The records: Begin

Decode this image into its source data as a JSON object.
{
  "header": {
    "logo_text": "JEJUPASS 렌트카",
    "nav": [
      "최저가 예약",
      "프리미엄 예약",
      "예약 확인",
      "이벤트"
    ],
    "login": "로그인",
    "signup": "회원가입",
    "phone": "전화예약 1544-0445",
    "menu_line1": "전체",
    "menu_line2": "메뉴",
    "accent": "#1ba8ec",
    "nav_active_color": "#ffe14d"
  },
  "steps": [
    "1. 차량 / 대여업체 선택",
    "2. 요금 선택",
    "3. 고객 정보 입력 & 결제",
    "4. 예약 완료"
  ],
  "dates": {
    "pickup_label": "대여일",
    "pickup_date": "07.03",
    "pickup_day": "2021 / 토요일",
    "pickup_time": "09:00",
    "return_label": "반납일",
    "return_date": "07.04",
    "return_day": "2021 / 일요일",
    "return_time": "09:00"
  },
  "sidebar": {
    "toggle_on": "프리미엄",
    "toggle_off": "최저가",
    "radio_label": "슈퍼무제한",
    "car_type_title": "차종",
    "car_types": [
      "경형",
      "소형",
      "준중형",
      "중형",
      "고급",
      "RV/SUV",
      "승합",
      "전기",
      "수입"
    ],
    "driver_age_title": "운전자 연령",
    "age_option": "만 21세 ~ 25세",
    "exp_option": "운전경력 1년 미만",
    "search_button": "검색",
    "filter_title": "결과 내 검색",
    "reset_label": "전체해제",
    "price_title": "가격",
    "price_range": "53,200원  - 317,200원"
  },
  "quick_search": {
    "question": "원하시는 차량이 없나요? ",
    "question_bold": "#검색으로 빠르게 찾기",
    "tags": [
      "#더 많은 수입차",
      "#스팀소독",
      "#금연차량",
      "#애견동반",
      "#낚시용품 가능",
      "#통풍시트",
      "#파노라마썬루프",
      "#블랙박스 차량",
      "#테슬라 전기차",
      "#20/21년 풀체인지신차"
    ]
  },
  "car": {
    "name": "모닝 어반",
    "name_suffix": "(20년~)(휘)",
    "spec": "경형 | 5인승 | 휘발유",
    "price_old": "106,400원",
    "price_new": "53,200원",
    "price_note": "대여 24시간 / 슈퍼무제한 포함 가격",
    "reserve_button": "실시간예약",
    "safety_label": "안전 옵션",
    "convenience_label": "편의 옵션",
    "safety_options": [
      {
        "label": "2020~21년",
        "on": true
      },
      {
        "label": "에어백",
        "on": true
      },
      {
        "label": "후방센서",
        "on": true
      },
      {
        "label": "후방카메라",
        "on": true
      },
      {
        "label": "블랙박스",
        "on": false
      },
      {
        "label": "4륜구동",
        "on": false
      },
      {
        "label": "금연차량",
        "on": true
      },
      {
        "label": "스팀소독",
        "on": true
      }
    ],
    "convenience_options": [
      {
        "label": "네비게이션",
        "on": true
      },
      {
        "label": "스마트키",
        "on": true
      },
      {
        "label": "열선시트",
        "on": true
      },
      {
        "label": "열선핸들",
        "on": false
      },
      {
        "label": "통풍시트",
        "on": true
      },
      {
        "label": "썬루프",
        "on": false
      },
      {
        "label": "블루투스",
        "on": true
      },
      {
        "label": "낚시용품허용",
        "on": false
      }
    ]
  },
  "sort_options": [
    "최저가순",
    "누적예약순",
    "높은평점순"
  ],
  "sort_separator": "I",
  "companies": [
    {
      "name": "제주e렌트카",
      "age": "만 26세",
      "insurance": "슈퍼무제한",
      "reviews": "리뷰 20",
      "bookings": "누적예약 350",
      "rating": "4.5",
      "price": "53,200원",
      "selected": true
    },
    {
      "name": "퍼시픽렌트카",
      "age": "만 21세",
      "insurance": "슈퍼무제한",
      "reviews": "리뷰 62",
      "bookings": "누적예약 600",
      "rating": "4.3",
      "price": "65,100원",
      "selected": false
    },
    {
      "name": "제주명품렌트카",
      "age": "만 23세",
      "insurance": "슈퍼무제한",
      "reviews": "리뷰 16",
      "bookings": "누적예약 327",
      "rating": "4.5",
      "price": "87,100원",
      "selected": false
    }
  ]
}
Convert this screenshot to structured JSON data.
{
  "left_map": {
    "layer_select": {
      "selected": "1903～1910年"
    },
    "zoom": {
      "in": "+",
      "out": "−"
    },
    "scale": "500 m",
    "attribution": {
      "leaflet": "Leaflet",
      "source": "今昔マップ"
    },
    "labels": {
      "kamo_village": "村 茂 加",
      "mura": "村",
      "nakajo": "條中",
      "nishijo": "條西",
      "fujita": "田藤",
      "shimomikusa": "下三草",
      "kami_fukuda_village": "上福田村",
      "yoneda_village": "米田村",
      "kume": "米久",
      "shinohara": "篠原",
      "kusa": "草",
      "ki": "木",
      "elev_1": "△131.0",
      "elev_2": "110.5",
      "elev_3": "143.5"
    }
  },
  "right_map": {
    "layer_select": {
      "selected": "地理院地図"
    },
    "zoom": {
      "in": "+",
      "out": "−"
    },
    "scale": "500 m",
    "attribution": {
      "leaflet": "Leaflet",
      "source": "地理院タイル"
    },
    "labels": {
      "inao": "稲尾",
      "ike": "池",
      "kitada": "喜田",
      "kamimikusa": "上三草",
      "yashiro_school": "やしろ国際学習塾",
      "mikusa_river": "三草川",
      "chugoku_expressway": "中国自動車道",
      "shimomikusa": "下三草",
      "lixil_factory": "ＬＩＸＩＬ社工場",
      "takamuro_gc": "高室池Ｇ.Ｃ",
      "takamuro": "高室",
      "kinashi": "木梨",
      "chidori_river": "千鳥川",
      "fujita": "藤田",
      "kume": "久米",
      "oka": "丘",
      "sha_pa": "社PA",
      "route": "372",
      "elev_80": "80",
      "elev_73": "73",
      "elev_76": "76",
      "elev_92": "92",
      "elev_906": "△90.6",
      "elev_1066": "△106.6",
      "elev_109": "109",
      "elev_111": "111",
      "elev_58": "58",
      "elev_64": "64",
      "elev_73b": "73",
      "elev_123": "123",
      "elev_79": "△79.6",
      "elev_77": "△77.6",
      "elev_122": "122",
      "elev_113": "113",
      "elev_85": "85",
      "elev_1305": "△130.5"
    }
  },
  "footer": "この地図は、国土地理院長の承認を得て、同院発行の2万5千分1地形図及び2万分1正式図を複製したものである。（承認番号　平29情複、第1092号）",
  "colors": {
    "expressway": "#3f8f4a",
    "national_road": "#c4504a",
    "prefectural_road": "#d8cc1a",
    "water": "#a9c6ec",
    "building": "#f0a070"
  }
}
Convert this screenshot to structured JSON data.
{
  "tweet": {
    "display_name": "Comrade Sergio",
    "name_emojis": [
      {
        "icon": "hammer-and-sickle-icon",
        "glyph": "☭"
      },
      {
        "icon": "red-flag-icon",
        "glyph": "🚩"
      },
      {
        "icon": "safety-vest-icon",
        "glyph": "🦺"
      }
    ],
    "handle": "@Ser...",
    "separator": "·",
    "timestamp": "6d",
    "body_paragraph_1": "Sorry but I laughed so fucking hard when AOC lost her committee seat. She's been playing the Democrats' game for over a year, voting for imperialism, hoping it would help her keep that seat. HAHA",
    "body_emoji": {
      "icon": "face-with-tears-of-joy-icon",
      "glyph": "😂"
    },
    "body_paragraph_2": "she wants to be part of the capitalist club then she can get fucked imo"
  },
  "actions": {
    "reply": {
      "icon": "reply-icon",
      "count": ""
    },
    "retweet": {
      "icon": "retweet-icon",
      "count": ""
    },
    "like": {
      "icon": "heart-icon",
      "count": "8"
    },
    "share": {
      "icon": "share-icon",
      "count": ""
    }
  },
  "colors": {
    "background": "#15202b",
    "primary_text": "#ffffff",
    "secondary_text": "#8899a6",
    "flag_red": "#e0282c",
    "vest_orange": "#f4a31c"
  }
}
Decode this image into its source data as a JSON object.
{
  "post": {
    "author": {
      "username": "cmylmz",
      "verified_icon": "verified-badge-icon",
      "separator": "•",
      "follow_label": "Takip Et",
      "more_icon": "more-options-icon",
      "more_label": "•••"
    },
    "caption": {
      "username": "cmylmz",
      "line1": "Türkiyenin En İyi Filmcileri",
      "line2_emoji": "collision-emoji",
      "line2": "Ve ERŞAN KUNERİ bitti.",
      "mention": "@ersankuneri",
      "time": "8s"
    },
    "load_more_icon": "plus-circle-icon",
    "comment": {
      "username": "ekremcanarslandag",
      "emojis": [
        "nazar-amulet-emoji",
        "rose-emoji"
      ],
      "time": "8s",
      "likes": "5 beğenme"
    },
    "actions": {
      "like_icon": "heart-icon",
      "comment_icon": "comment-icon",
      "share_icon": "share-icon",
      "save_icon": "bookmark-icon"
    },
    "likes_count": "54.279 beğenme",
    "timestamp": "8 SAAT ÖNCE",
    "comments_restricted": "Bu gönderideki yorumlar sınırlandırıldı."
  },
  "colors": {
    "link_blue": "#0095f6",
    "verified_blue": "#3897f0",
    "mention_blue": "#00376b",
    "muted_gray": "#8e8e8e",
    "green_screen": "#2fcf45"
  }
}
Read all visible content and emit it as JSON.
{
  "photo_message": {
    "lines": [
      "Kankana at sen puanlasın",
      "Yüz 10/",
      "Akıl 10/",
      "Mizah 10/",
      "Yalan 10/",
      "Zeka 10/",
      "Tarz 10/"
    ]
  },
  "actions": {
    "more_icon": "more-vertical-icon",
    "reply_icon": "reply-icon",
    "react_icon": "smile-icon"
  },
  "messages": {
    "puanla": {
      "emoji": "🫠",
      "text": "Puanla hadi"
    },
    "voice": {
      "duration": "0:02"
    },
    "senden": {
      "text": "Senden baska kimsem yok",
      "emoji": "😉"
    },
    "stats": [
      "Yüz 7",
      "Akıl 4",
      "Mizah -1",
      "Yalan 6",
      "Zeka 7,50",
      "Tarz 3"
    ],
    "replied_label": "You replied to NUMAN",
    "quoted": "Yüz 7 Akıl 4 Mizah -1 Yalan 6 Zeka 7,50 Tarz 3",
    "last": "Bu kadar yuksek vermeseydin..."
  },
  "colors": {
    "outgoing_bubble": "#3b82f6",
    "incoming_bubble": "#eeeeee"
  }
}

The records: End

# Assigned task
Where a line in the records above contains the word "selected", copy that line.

# Answer
      "selected": true
      "selected": false
      "selected": false
      "selected": "1903～1910年"
      "selected": "地理院地図"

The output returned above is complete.